“Coach gave us a nice little, short, sweet speech right before we went out,” Cribbs said. “He told us to be physical and be smart — just hit them in the mouth. We want teams to know if they come into Browns Stadium, they can expect to get hit and expect to get treatment in the training room.”
Furrey, surprisingly, did not require any postgame care after having seven passes thrown his way on offense and serving as Cleveland’s nickelback on the other side of the ball. The six-year veteran spent the entire 2005 season as a defensive back for the St. Louis Rams, but hadn’t previously played both ways in the same game.
“The first drive today, it was a little crazy because I hadn’t played safety for four years, but it was a lot of fun to be out there,” Furrey said. “It’s like playing another ballgame on the same day.
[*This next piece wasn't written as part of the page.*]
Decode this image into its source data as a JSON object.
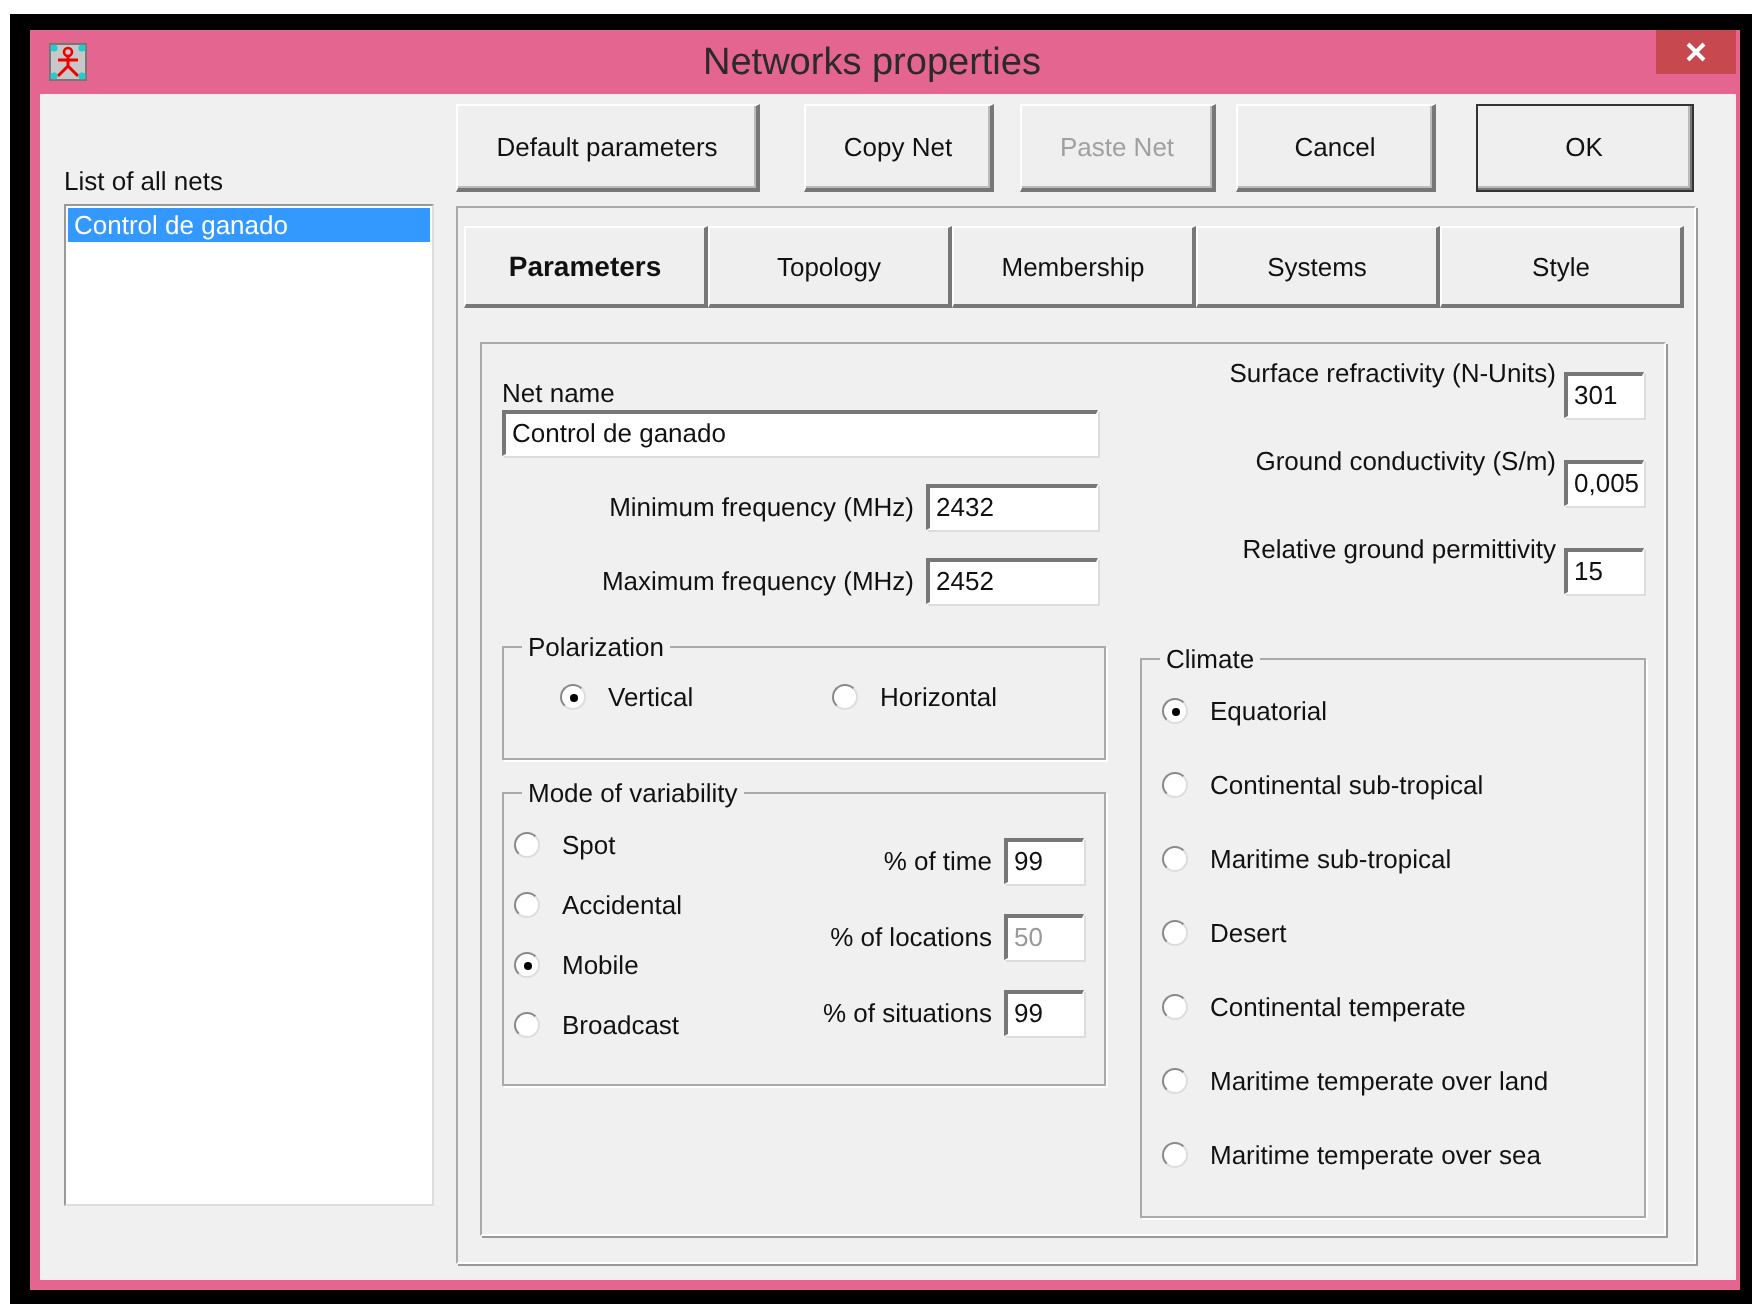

Honestly, you wish you could do it again.”
Furrey was credited with four receptions for 37 yards and one pass breakup. Perhaps more telling, he was on the field for most of OT, which consisted of four Bengals possessions and three by the Browns.
“That shows the kind of versatility guys we have on this team,” Cribbs said. “Mike and me and everyone else are willing to give maximum effort to help us get a win. Hopefully, next time we’ll wind up on top.”
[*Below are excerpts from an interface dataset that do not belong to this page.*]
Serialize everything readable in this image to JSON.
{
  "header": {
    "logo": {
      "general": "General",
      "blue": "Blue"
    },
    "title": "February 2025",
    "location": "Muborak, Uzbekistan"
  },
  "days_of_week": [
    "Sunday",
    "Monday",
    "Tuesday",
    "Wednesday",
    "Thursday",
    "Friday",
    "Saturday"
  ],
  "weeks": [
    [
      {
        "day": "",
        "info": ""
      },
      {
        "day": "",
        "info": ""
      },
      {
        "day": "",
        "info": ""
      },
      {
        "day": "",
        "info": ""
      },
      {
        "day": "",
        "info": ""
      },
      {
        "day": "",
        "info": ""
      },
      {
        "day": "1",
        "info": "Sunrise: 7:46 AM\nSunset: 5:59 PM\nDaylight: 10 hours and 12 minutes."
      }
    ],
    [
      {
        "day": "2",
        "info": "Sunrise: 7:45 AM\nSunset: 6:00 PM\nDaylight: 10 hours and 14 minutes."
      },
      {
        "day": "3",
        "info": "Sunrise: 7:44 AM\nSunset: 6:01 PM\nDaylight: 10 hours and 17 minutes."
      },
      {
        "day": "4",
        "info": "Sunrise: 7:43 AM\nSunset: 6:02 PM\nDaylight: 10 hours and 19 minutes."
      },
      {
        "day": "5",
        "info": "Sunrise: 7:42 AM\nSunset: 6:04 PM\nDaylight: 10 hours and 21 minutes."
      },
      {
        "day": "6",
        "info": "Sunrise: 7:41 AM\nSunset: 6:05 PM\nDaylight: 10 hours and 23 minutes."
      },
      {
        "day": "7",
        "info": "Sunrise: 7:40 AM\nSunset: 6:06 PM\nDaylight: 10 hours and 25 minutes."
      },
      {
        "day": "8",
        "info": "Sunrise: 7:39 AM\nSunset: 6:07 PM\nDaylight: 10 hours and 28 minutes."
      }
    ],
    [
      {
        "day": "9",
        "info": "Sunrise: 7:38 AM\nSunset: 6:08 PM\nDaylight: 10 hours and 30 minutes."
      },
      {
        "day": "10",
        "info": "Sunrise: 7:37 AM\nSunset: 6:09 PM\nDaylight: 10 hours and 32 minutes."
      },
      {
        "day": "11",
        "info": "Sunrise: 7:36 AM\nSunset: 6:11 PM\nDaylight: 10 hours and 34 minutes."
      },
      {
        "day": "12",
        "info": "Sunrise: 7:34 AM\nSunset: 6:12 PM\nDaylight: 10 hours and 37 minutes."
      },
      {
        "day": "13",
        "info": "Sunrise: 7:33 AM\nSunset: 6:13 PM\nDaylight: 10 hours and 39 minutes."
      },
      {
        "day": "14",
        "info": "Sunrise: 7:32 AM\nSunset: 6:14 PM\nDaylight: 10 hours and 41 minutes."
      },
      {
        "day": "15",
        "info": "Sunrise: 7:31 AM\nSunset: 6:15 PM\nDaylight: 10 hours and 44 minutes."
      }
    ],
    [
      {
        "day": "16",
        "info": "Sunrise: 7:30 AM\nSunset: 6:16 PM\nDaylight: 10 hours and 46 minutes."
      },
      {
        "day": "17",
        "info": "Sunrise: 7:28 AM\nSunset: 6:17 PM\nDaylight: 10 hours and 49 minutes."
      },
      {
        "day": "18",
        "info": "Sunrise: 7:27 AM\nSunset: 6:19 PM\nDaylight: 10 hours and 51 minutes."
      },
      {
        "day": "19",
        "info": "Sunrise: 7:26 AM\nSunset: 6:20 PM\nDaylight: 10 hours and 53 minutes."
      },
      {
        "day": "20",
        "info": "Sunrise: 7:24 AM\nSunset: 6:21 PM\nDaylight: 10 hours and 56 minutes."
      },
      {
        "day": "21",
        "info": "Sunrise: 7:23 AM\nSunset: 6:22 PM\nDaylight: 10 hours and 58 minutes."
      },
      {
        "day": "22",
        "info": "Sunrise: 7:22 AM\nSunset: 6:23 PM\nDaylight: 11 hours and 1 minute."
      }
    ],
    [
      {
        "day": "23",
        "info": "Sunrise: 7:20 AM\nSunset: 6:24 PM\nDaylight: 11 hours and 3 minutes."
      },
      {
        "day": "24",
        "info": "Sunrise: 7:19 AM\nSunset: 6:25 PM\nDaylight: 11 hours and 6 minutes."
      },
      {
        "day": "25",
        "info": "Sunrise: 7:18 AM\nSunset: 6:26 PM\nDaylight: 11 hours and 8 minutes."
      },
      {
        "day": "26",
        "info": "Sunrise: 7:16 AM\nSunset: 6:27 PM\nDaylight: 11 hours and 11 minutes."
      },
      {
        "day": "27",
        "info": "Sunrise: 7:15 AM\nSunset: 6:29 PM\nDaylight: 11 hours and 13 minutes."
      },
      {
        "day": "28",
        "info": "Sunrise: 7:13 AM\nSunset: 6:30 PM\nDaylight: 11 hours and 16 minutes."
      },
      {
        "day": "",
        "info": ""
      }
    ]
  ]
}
Harrison gets 100
Fourth-year running back Jerome Harrison posted the Browns’ first 100-yard rushing game since Dec. 30, 2007, by gaining a career-high 121 yards on 29 carries.
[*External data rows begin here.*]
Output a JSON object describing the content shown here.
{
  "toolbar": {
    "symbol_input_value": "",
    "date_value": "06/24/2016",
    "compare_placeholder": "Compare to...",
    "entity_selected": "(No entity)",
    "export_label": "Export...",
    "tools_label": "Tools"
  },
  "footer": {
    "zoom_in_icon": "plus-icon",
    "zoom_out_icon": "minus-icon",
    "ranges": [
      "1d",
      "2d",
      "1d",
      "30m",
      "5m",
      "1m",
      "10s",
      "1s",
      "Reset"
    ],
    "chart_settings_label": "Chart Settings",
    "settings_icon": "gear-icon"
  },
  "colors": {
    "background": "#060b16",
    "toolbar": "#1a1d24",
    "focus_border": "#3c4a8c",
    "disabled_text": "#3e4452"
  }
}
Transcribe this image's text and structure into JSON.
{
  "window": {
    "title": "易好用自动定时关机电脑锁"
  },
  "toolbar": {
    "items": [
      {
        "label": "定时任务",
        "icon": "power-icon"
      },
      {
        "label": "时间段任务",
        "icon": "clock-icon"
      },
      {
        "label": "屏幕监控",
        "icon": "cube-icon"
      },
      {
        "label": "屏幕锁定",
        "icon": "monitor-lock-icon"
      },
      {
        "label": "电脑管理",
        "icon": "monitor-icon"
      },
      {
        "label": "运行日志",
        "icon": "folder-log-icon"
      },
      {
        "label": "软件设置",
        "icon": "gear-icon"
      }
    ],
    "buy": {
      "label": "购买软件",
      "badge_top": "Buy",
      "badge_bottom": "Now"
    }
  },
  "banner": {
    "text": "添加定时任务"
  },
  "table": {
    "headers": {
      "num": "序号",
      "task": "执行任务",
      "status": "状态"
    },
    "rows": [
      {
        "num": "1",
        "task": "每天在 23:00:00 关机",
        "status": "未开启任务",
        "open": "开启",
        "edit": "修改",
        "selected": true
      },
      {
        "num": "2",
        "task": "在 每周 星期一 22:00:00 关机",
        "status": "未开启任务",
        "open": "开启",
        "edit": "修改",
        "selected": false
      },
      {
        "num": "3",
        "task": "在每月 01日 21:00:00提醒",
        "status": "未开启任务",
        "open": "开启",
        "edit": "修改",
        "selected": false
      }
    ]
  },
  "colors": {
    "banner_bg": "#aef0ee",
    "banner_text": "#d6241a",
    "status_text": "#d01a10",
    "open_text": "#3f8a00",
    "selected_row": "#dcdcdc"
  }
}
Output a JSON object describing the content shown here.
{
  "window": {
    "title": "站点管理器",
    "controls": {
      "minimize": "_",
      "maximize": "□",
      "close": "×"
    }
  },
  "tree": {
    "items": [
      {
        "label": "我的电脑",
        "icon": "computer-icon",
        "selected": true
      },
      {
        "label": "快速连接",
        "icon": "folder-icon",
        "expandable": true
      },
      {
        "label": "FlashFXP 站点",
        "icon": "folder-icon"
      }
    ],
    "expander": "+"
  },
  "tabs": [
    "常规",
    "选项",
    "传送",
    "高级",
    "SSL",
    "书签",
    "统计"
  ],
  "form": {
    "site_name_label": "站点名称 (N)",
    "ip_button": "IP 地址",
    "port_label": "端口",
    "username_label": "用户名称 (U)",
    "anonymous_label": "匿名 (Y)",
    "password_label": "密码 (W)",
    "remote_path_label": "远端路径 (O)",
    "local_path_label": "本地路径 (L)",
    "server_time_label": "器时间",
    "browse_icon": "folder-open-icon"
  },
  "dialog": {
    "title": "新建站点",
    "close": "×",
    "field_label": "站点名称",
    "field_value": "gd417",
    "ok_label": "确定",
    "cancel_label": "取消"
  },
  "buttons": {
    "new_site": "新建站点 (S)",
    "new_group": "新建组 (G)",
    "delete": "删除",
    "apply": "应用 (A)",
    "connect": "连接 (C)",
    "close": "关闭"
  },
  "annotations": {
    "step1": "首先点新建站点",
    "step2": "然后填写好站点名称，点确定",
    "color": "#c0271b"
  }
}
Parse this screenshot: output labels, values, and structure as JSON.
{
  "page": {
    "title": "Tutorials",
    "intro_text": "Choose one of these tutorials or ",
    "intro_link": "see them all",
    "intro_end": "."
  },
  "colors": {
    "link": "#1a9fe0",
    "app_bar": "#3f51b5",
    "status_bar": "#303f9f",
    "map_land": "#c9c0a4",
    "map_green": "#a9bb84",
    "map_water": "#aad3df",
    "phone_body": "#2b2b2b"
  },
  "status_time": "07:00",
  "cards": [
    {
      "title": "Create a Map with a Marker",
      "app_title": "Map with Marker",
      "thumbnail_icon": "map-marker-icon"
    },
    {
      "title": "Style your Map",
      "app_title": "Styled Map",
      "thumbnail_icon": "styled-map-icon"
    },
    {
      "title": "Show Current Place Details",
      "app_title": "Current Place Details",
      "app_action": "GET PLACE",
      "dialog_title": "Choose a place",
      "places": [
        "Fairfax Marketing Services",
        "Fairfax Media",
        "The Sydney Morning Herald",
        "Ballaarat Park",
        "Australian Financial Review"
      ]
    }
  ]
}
“I would take negative yards running, no touchdown, and a win any day over a good personal performance and not winning,” he said. “It’s tough to play this long and not have the ball fall your way. It’s tough.”
Harrison posted the club’s longest rush of the season with a 21-yarder, but also was stripped of the football in the first quarter by Leon Hall. Robert Geathers picked it off in midair and lumbered 75 yards for a TD.
“I couldn’t believe I did that, but I knew I was in this locker room with a great group of guys who would still support me,” he said. “I was glad I could support them later in the game.”
- Shaun Rogers blocked two kicks by Cincinnati’s Shayne Graham for his second multi-rejection game in the NFL — costing the Bengals four points. The mammoth nose tackle swatted down the potential game-winning extra point in the fourth quarter (his second on a PAT) after swatting down a 23-yard field goal try (his 13th on a FG).
- Brodney Pool recorded Cleveland’s first interception of the year, while Blake Costanzo recovered a fumble when Cincinnati’s Andre Caldwell was stripped by Kaluka Maiava on a kickoff return.
- Coach Eric Mangini challenged his first two plays of the year, but neither was overturned by the replay official, costing Cleveland one timeout in each half.
- The Browns suffered their first OT loss since Oct. 24, 2004, against Philadelphia. They are 16-14-1 all-time when playing an extra period.
- A sellout crowd of 69,844 took in the “Battle of Ohio” — the second-lowest attendance in Cleveland Browns Stadium history. The only smaller gathering came on Dec. 24, 2006 against Tampa Bay (69,603).
- Blues Traveler lead singer John Popper, a Cleveland native, performed the national anthem on his harmonica.
- The kickoff conditions were fitting for football at 58 degrees under cloudy skies.